**YOUR INSTRUCTIONS:** Your answer should be the records below, repeated exactly as they stand.

[App and web page records]

####################

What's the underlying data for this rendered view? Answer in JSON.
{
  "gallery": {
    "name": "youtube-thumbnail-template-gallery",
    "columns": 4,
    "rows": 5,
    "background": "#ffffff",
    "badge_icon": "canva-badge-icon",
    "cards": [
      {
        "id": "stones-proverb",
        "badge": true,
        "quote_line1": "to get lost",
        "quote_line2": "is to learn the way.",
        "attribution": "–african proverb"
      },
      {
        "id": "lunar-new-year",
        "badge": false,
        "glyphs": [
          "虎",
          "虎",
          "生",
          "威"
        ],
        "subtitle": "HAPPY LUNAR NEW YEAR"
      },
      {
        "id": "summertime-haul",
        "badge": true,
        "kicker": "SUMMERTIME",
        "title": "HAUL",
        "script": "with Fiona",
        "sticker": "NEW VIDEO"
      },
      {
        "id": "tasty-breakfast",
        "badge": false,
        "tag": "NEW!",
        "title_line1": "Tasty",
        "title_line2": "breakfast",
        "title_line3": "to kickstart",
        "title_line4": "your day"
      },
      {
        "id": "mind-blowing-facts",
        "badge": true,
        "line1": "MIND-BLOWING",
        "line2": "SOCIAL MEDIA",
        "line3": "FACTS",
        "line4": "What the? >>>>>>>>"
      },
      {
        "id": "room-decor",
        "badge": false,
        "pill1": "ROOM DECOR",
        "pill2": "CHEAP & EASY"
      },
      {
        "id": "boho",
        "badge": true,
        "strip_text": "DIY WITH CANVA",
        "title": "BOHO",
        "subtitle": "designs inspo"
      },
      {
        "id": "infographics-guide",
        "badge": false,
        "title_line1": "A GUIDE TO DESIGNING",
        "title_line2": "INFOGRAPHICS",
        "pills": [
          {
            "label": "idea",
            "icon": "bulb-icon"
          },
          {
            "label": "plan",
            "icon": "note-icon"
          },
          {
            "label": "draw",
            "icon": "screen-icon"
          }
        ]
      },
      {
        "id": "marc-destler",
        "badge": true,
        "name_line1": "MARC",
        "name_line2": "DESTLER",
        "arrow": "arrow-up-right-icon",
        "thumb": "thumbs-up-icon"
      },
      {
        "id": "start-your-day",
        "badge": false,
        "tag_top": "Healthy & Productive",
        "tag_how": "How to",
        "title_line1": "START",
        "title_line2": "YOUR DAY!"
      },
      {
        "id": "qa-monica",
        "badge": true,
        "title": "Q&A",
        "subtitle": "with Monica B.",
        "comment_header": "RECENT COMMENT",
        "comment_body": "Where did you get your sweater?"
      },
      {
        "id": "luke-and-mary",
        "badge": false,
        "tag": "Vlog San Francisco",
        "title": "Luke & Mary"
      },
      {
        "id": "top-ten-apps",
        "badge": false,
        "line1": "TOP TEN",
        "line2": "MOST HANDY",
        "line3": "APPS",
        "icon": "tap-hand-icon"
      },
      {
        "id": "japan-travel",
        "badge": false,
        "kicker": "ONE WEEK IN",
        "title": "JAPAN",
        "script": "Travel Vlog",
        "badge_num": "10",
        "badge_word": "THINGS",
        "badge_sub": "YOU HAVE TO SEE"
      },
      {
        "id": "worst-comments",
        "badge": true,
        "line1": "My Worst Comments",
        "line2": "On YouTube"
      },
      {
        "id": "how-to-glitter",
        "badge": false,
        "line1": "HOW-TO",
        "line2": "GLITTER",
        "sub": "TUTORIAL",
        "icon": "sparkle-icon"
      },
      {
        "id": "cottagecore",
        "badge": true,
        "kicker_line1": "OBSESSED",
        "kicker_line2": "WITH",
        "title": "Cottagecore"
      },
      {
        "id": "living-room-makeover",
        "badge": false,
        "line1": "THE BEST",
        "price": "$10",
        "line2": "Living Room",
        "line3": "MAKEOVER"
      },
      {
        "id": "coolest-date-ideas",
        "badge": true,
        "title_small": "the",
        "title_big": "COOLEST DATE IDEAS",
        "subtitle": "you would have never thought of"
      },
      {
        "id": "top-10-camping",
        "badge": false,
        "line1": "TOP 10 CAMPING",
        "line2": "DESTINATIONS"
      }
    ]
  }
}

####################

**ANSWER TO THE PROBLEM:**
What's the underlying data for this rendered view? Answer in JSON.
{
  "gallery": {
    "name": "youtube-thumbnail-template-gallery",
    "columns": 4,
    "rows": 5,
    "background": "#ffffff",
    "badge_icon": "canva-badge-icon",
    "cards": [
      {
        "id": "stones-proverb",
        "badge": true,
        "quote_line1": "to get lost",
        "quote_line2": "is to learn the way.",
        "attribution": "–african proverb"
      },
      {
        "id": "lunar-new-year",
        "badge": false,
        "glyphs": [
          "虎",
          "虎",
          "生",
          "威"
        ],
        "subtitle": "HAPPY LUNAR NEW YEAR"
      },
      {
        "id": "summertime-haul",
        "badge": true,
        "kicker": "SUMMERTIME",
        "title": "HAUL",
        "script": "with Fiona",
        "sticker": "NEW VIDEO"
      },
      {
        "id": "tasty-breakfast",
        "badge": false,
        "tag": "NEW!",
        "title_line1": "Tasty",
        "title_line2": "breakfast",
        "title_line3": "to kickstart",
        "title_line4": "your day"
      },
      {
        "id": "mind-blowing-facts",
        "badge": true,
        "line1": "MIND-BLOWING",
        "line2": "SOCIAL MEDIA",
        "line3": "FACTS",
        "line4": "What the? >>>>>>>>"
      },
      {
        "id": "room-decor",
        "badge": false,
        "pill1": "ROOM DECOR",
        "pill2": "CHEAP & EASY"
      },
      {
        "id": "boho",
        "badge": true,
        "strip_text": "DIY WITH CANVA",
        "title": "BOHO",
        "subtitle": "designs inspo"
      },
      {
        "id": "infographics-guide",
        "badge": false,
        "title_line1": "A GUIDE TO DESIGNING",
        "title_line2": "INFOGRAPHICS",
        "pills": [
          {
            "label": "idea",
            "icon": "bulb-icon"
          },
          {
            "label": "plan",
            "icon": "note-icon"
          },
          {
            "label": "draw",
            "icon": "screen-icon"
          }
        ]
      },
      {
        "id": "marc-destler",
        "badge": true,
        "name_line1": "MARC",
        "name_line2": "DESTLER",
        "arrow": "arrow-up-right-icon",
        "thumb": "thumbs-up-icon"
      },
      {
        "id": "start-your-day",
        "badge": false,
        "tag_top": "Healthy & Productive",
        "tag_how": "How to",
        "title_line1": "START",
        "title_line2": "YOUR DAY!"
      },
      {
        "id": "qa-monica",
        "badge": true,
        "title": "Q&A",
        "subtitle": "with Monica B.",
        "comment_header": "RECENT COMMENT",
        "comment_body": "Where did you get your sweater?"
      },
      {
        "id": "luke-and-mary",
        "badge": false,
        "tag": "Vlog San Francisco",
        "title": "Luke & Mary"
      },
      {
        "id": "top-ten-apps",
        "badge": false,
        "line1": "TOP TEN",
        "line2": "MOST HANDY",
        "line3": "APPS",
        "icon": "tap-hand-icon"
      },
      {
        "id": "japan-travel",
        "badge": false,
        "kicker": "ONE WEEK IN",
        "title": "JAPAN",
        "script": "Travel Vlog",
        "badge_num": "10",
        "badge_word": "THINGS",
        "badge_sub": "YOU HAVE TO SEE"
      },
      {
        "id": "worst-comments",
        "badge": true,
        "line1": "My Worst Comments",
        "line2": "On YouTube"
      },
      {
        "id": "how-to-glitter",
        "badge": false,
        "line1": "HOW-TO",
        "line2": "GLITTER",
        "sub": "TUTORIAL",
        "icon": "sparkle-icon"
      },
      {
        "id": "cottagecore",
        "badge": true,
        "kicker_line1": "OBSESSED",
        "kicker_line2": "WITH",
        "title": "Cottagecore"
      },
      {
        "id": "living-room-makeover",
        "badge": false,
        "line1": "THE BEST",
        "price": "$10",
        "line2": "Living Room",
        "line3": "MAKEOVER"
      },
      {
        "id": "coolest-date-ideas",
        "badge": true,
        "title_small": "the",
        "title_big": "COOLEST DATE IDEAS",
        "subtitle": "you would have never thought of"
      },
      {
        "id": "top-10-camping",
        "badge": false,
        "line1": "TOP 10 CAMPING",
        "line2": "DESTINATIONS"
      }
    ]
  }
}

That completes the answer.